• [Task brief] What the task requires is each entry, restated exactly.

[Collected data]

_ _ _

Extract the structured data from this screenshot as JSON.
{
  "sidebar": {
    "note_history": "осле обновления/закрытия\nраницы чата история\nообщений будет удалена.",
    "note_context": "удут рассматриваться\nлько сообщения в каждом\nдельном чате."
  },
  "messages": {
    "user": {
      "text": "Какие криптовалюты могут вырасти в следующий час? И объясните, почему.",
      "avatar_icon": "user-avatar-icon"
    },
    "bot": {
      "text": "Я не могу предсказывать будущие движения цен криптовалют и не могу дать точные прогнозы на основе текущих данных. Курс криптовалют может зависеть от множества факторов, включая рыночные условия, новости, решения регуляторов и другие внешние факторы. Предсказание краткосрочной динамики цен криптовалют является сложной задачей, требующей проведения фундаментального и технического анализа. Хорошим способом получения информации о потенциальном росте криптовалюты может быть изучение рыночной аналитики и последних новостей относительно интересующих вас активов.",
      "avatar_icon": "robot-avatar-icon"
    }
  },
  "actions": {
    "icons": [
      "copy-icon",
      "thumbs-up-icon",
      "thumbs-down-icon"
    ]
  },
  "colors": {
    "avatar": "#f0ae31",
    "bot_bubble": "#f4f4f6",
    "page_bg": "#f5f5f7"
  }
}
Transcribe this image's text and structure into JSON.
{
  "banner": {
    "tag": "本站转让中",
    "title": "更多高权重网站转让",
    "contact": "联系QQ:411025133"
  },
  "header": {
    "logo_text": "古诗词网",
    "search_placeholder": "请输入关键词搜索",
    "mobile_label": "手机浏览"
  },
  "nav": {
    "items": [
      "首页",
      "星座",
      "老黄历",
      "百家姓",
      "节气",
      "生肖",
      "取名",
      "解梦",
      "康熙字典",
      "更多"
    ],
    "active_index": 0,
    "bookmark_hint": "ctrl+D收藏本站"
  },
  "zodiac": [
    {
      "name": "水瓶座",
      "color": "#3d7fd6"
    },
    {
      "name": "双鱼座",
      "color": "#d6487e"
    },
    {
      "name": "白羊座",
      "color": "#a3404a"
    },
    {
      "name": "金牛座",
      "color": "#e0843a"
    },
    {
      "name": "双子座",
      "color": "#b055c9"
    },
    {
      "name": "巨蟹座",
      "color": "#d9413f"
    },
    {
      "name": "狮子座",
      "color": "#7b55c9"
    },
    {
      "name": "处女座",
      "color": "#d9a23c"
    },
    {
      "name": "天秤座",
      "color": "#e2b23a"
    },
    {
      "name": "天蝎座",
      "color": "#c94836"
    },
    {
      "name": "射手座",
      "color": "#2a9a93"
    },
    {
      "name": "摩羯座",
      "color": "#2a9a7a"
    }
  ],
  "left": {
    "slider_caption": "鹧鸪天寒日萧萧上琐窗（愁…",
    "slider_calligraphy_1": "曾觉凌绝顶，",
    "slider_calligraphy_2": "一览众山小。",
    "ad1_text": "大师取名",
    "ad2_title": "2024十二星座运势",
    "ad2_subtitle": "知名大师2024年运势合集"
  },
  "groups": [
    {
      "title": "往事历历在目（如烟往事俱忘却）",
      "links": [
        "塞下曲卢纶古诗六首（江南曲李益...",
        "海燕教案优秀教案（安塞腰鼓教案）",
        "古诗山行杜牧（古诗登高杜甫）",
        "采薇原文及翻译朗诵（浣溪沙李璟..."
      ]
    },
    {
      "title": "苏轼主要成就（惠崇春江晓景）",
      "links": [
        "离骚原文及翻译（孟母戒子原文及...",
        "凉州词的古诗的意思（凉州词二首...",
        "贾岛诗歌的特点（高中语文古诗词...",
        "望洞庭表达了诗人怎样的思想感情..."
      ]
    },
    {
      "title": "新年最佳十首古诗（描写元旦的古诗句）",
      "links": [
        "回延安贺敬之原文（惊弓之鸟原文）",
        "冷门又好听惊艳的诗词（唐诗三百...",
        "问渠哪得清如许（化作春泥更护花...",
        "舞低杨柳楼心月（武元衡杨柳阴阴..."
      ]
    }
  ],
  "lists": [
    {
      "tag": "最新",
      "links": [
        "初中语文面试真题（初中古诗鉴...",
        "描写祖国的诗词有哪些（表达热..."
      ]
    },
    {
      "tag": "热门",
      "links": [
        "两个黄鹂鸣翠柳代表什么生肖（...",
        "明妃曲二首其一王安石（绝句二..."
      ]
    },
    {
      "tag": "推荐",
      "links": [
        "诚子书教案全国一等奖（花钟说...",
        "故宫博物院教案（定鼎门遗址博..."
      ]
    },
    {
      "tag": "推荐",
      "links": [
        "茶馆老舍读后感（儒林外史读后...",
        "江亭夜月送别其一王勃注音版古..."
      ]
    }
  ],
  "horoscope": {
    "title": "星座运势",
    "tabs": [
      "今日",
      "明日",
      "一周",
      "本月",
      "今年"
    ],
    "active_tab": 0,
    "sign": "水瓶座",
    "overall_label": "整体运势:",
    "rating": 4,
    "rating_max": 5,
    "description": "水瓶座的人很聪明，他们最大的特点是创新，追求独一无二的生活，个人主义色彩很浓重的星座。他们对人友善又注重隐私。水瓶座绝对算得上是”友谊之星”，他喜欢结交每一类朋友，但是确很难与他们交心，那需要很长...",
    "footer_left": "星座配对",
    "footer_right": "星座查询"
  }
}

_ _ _

• [Answer area]
Extract the structured data from this screenshot as JSON.
{
  "sidebar": {
    "note_history": "осле обновления/закрытия\nраницы чата история\nообщений будет удалена.",
    "note_context": "удут рассматриваться\nлько сообщения в каждом\nдельном чате."
  },
  "messages": {
    "user": {
      "text": "Какие криптовалюты могут вырасти в следующий час? И объясните, почему.",
      "avatar_icon": "user-avatar-icon"
    },
    "bot": {
      "text": "Я не могу предсказывать будущие движения цен криптовалют и не могу дать точные прогнозы на основе текущих данных. Курс криптовалют может зависеть от множества факторов, включая рыночные условия, новости, решения регуляторов и другие внешние факторы. Предсказание краткосрочной динамики цен криптовалют является сложной задачей, требующей проведения фундаментального и технического анализа. Хорошим способом получения информации о потенциальном росте криптовалюты может быть изучение рыночной аналитики и последних новостей относительно интересующих вас активов.",
      "avatar_icon": "robot-avatar-icon"
    }
  },
  "actions": {
    "icons": [
      "copy-icon",
      "thumbs-up-icon",
      "thumbs-down-icon"
    ]
  },
  "colors": {
    "avatar": "#f0ae31",
    "bot_bubble": "#f4f4f6",
    "page_bg": "#f5f5f7"
  }
}
Transcribe this image's text and structure into JSON.
{
  "banner": {
    "tag": "本站转让中",
    "title": "更多高权重网站转让",
    "contact": "联系QQ:411025133"
  },
  "header": {
    "logo_text": "古诗词网",
    "search_placeholder": "请输入关键词搜索",
    "mobile_label": "手机浏览"
  },
  "nav": {
    "items": [
      "首页",
      "星座",
      "老黄历",
      "百家姓",
      "节气",
      "生肖",
      "取名",
      "解梦",
      "康熙字典",
      "更多"
    ],
    "active_index": 0,
    "bookmark_hint": "ctrl+D收藏本站"
  },
  "zodiac": [
    {
      "name": "水瓶座",
      "color": "#3d7fd6"
    },
    {
      "name": "双鱼座",
      "color": "#d6487e"
    },
    {
      "name": "白羊座",
      "color": "#a3404a"
    },
    {
      "name": "金牛座",
      "color": "#e0843a"
    },
    {
      "name": "双子座",
      "color": "#b055c9"
    },
    {
      "name": "巨蟹座",
      "color": "#d9413f"
    },
    {
      "name": "狮子座",
      "color": "#7b55c9"
    },
    {
      "name": "处女座",
      "color": "#d9a23c"
    },
    {
      "name": "天秤座",
      "color": "#e2b23a"
    },
    {
      "name": "天蝎座",
      "color": "#c94836"
    },
    {
      "name": "射手座",
      "color": "#2a9a93"
    },
    {
      "name": "摩羯座",
      "color": "#2a9a7a"
    }
  ],
  "left": {
    "slider_caption": "鹧鸪天寒日萧萧上琐窗（愁…",
    "slider_calligraphy_1": "曾觉凌绝顶，",
    "slider_calligraphy_2": "一览众山小。",
    "ad1_text": "大师取名",
    "ad2_title": "2024十二星座运势",
    "ad2_subtitle": "知名大师2024年运势合集"
  },
  "groups": [
    {
      "title": "往事历历在目（如烟往事俱忘却）",
      "links": [
        "塞下曲卢纶古诗六首（江南曲李益...",
        "海燕教案优秀教案（安塞腰鼓教案）",
        "古诗山行杜牧（古诗登高杜甫）",
        "采薇原文及翻译朗诵（浣溪沙李璟..."
      ]
    },
    {
      "title": "苏轼主要成就（惠崇春江晓景）",
      "links": [
        "离骚原文及翻译（孟母戒子原文及...",
        "凉州词的古诗的意思（凉州词二首...",
        "贾岛诗歌的特点（高中语文古诗词...",
        "望洞庭表达了诗人怎样的思想感情..."
      ]
    },
    {
      "title": "新年最佳十首古诗（描写元旦的古诗句）",
      "links": [
        "回延安贺敬之原文（惊弓之鸟原文）",
        "冷门又好听惊艳的诗词（唐诗三百...",
        "问渠哪得清如许（化作春泥更护花...",
        "舞低杨柳楼心月（武元衡杨柳阴阴..."
      ]
    }
  ],
  "lists": [
    {
      "tag": "最新",
      "links": [
        "初中语文面试真题（初中古诗鉴...",
        "描写祖国的诗词有哪些（表达热..."
      ]
    },
    {
      "tag": "热门",
      "links": [
        "两个黄鹂鸣翠柳代表什么生肖（...",
        "明妃曲二首其一王安石（绝句二..."
      ]
    },
    {
      "tag": "推荐",
      "links": [
        "诚子书教案全国一等奖（花钟说...",
        "故宫博物院教案（定鼎门遗址博..."
      ]
    },
    {
      "tag": "推荐",
      "links": [
        "茶馆老舍读后感（儒林外史读后...",
        "江亭夜月送别其一王勃注音版古..."
      ]
    }
  ],
  "horoscope": {
    "title": "星座运势",
    "tabs": [
      "今日",
      "明日",
      "一周",
      "本月",
      "今年"
    ],
    "active_tab": 0,
    "sign": "水瓶座",
    "overall_label": "整体运势:",
    "rating": 4,
    "rating_max": 5,
    "description": "水瓶座的人很聪明，他们最大的特点是创新，追求独一无二的生活，个人主义色彩很浓重的星座。他们对人友善又注重隐私。水瓶座绝对算得上是”友谊之星”，他喜欢结交每一类朋友，但是确很难与他们交心，那需要很长...",
    "footer_left": "星座配对",
    "footer_right": "星座查询"
  }
}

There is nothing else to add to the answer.